TASK DETAILS:
I would like every line of the records below that contains the word "label" copied.

(Stored items)
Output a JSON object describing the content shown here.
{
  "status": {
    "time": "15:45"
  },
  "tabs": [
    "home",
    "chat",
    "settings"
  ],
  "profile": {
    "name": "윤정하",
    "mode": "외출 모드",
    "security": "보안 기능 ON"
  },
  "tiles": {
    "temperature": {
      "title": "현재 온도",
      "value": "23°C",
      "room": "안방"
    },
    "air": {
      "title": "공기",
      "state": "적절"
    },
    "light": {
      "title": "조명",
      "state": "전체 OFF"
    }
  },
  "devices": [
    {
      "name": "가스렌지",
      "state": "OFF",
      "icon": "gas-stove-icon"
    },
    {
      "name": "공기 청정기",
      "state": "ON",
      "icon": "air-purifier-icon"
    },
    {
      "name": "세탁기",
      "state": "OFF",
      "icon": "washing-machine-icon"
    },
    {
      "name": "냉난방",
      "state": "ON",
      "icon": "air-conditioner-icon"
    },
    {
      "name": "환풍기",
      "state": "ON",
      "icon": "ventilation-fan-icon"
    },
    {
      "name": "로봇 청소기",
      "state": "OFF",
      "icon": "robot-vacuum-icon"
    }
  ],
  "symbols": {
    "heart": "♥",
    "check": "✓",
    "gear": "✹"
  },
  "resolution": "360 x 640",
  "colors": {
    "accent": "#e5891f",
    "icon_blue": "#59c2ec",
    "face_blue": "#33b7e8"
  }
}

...

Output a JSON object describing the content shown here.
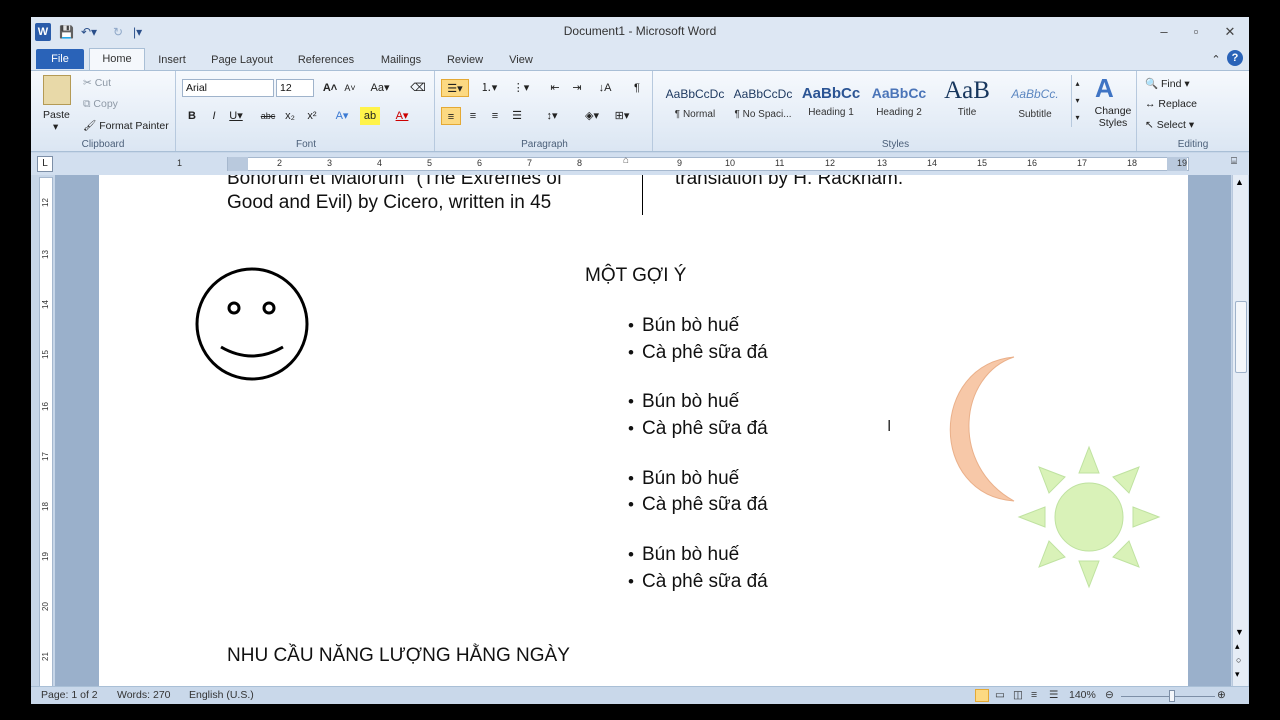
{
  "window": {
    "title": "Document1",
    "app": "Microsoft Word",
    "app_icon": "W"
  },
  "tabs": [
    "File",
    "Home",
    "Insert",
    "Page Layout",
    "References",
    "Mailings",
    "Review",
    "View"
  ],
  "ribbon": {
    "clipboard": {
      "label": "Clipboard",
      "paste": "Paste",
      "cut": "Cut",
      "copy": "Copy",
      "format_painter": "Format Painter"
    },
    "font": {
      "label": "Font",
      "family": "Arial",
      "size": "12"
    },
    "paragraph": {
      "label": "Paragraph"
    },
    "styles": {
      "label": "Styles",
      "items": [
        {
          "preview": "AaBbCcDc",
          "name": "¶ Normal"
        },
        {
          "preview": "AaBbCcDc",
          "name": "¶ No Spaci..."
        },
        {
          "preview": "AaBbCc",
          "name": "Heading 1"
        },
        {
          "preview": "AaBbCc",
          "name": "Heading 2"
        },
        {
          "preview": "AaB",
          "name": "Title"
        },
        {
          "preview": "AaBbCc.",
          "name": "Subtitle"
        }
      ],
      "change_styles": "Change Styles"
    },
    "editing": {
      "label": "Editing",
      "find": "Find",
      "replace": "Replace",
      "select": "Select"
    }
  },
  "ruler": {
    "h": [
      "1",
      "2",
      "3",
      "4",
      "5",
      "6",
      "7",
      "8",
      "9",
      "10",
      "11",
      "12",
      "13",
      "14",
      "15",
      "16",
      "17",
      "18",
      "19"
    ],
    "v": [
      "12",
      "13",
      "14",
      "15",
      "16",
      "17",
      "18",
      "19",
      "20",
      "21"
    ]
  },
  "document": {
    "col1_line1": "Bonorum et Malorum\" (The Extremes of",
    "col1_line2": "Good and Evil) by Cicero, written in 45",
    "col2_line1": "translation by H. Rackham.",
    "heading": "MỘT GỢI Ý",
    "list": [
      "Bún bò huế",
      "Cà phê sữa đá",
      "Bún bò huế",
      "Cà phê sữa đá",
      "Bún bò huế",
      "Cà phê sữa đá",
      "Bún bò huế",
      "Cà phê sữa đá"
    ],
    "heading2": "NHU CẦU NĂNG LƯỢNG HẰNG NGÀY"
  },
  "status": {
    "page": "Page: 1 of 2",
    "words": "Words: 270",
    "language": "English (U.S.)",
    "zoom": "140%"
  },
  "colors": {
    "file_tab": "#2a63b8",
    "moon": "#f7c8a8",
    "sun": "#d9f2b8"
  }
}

REPLY:
      "label": "Clipboard",
      "label": "Font",
      "label": "Paragraph"
      "label": "Styles",
      "label": "Editing",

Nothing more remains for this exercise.